### Task instructions
From the first record below to the last, retype each one exactly.

[Excerpts from an interface dataset]
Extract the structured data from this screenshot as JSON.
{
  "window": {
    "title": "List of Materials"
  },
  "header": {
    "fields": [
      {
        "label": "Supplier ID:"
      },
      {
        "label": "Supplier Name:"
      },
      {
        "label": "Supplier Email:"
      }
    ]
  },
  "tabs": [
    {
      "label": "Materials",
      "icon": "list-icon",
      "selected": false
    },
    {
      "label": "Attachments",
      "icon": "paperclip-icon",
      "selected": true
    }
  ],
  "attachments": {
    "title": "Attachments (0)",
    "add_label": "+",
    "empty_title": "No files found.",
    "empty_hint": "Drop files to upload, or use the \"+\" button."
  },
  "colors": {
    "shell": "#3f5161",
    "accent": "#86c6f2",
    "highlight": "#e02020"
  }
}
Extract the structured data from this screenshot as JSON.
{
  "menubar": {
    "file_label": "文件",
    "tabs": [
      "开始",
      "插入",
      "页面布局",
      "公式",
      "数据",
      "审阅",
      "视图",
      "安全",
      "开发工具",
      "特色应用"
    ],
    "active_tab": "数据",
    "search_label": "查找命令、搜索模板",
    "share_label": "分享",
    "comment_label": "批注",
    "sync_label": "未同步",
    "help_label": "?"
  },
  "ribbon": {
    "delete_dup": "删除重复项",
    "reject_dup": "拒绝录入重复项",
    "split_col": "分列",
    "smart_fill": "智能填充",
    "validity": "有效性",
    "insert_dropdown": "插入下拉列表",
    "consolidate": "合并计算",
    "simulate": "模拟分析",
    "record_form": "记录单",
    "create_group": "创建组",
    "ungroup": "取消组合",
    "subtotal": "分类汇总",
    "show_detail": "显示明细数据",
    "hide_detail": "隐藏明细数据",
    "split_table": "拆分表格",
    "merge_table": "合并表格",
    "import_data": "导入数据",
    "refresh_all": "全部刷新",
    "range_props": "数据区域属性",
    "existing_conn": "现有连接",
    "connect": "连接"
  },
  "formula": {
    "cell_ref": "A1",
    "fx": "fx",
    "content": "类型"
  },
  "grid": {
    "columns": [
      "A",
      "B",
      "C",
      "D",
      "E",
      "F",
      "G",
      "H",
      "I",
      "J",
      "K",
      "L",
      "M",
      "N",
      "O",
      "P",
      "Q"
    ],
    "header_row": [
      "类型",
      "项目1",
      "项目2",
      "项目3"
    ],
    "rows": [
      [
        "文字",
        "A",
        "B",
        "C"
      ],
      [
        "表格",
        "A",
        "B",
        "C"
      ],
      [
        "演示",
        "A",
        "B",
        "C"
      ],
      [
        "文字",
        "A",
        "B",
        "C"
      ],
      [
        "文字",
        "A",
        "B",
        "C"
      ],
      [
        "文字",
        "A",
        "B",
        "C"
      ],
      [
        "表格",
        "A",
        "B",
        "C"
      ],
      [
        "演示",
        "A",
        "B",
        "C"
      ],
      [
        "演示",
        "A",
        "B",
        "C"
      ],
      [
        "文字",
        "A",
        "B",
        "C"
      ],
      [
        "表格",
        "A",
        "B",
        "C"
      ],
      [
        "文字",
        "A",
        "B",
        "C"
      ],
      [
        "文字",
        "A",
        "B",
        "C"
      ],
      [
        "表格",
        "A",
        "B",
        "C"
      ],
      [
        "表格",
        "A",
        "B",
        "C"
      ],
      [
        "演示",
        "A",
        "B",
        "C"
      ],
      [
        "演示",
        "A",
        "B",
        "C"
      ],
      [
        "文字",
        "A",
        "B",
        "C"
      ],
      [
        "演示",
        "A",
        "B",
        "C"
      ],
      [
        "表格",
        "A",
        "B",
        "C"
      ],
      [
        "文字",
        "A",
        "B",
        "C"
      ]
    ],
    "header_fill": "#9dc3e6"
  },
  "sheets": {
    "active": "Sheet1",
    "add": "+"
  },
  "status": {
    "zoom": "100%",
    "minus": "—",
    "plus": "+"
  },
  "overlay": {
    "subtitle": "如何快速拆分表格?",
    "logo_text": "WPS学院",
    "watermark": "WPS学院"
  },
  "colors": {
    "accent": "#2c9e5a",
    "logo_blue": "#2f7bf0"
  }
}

### Exercise output
Extract the structured data from this screenshot as JSON.
{
  "window": {
    "title": "List of Materials"
  },
  "header": {
    "fields": [
      {
        "label": "Supplier ID:"
      },
      {
        "label": "Supplier Name:"
      },
      {
        "label": "Supplier Email:"
      }
    ]
  },
  "tabs": [
    {
      "label": "Materials",
      "icon": "list-icon",
      "selected": false
    },
    {
      "label": "Attachments",
      "icon": "paperclip-icon",
      "selected": true
    }
  ],
  "attachments": {
    "title": "Attachments (0)",
    "add_label": "+",
    "empty_title": "No files found.",
    "empty_hint": "Drop files to upload, or use the \"+\" button."
  },
  "colors": {
    "shell": "#3f5161",
    "accent": "#86c6f2",
    "highlight": "#e02020"
  }
}
Extract the structured data from this screenshot as JSON.
{
  "menubar": {
    "file_label": "文件",
    "tabs": [
      "开始",
      "插入",
      "页面布局",
      "公式",
      "数据",
      "审阅",
      "视图",
      "安全",
      "开发工具",
      "特色应用"
    ],
    "active_tab": "数据",
    "search_label": "查找命令、搜索模板",
    "share_label": "分享",
    "comment_label": "批注",
    "sync_label": "未同步",
    "help_label": "?"
  },
  "ribbon": {
    "delete_dup": "删除重复项",
    "reject_dup": "拒绝录入重复项",
    "split_col": "分列",
    "smart_fill": "智能填充",
    "validity": "有效性",
    "insert_dropdown": "插入下拉列表",
    "consolidate": "合并计算",
    "simulate": "模拟分析",
    "record_form": "记录单",
    "create_group": "创建组",
    "ungroup": "取消组合",
    "subtotal": "分类汇总",
    "show_detail": "显示明细数据",
    "hide_detail": "隐藏明细数据",
    "split_table": "拆分表格",
    "merge_table": "合并表格",
    "import_data": "导入数据",
    "refresh_all": "全部刷新",
    "range_props": "数据区域属性",
    "existing_conn": "现有连接",
    "connect": "连接"
  },
  "formula": {
    "cell_ref": "A1",
    "fx": "fx",
    "content": "类型"
  },
  "grid": {
    "columns": [
      "A",
      "B",
      "C",
      "D",
      "E",
      "F",
      "G",
      "H",
      "I",
      "J",
      "K",
      "L",
      "M",
      "N",
      "O",
      "P",
      "Q"
    ],
    "header_row": [
      "类型",
      "项目1",
      "项目2",
      "项目3"
    ],
    "rows": [
      [
        "文字",
        "A",
        "B",
        "C"
      ],
      [
        "表格",
        "A",
        "B",
        "C"
      ],
      [
        "演示",
        "A",
        "B",
        "C"
      ],
      [
        "文字",
        "A",
        "B",
        "C"
      ],
      [
        "文字",
        "A",
        "B",
        "C"
      ],
      [
        "文字",
        "A",
        "B",
        "C"
      ],
      [
        "表格",
        "A",
        "B",
        "C"
      ],
      [
        "演示",
        "A",
        "B",
        "C"
      ],
      [
        "演示",
        "A",
        "B",
        "C"
      ],
      [
        "文字",
        "A",
        "B",
        "C"
      ],
      [
        "表格",
        "A",
        "B",
        "C"
      ],
      [
        "文字",
        "A",
        "B",
        "C"
      ],
      [
        "文字",
        "A",
        "B",
        "C"
      ],
      [
        "表格",
        "A",
        "B",
        "C"
      ],
      [
        "表格",
        "A",
        "B",
        "C"
      ],
      [
        "演示",
        "A",
        "B",
        "C"
      ],
      [
        "演示",
        "A",
        "B",
        "C"
      ],
      [
        "文字",
        "A",
        "B",
        "C"
      ],
      [
        "演示",
        "A",
        "B",
        "C"
      ],
      [
        "表格",
        "A",
        "B",
        "C"
      ],
      [
        "文字",
        "A",
        "B",
        "C"
      ]
    ],
    "header_fill": "#9dc3e6"
  },
  "sheets": {
    "active": "Sheet1",
    "add": "+"
  },
  "status": {
    "zoom": "100%",
    "minus": "—",
    "plus": "+"
  },
  "overlay": {
    "subtitle": "如何快速拆分表格?",
    "logo_text": "WPS学院",
    "watermark": "WPS学院"
  },
  "colors": {
    "accent": "#2c9e5a",
    "logo_blue": "#2f7bf0"
  }
}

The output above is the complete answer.